> **Data for this task**:
◇ ◇ ◇ ◇

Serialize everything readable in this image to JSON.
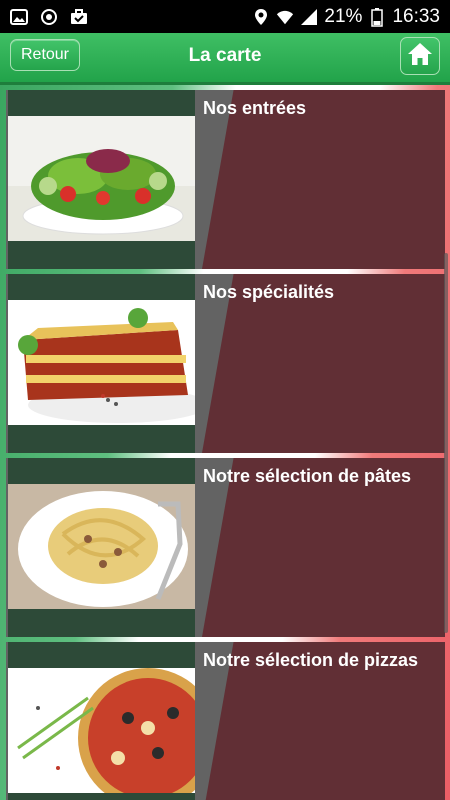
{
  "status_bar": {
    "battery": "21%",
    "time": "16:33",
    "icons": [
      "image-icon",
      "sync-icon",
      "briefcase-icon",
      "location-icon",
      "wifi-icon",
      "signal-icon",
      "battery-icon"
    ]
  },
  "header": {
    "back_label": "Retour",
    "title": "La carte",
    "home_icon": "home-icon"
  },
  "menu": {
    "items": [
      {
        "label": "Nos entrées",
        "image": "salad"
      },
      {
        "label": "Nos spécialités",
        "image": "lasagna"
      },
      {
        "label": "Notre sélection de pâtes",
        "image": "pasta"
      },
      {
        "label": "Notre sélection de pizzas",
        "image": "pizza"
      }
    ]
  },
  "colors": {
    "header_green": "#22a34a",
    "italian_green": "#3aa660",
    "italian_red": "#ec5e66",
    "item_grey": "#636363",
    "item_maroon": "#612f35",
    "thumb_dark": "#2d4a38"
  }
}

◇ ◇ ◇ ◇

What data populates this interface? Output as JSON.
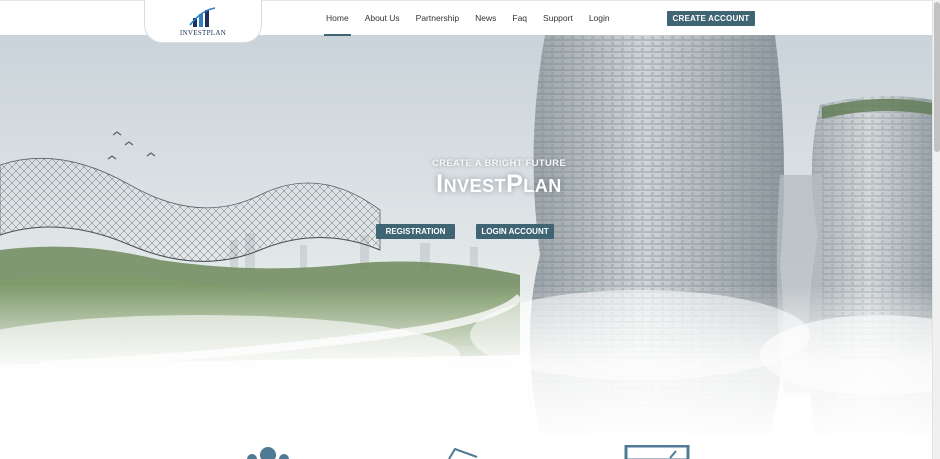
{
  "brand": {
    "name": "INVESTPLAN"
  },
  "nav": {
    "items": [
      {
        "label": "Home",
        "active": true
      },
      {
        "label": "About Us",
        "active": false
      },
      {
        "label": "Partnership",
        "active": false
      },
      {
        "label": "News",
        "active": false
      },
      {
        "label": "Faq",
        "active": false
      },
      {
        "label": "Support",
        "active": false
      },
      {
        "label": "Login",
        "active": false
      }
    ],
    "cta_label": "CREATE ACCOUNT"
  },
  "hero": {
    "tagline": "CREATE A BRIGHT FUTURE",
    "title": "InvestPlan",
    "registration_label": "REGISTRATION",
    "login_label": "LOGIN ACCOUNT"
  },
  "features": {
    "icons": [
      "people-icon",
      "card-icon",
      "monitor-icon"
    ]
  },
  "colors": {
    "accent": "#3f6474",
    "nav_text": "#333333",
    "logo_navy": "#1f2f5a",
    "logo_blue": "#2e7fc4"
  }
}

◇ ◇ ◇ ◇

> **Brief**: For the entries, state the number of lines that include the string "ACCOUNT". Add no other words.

> **Exercise answer**: 2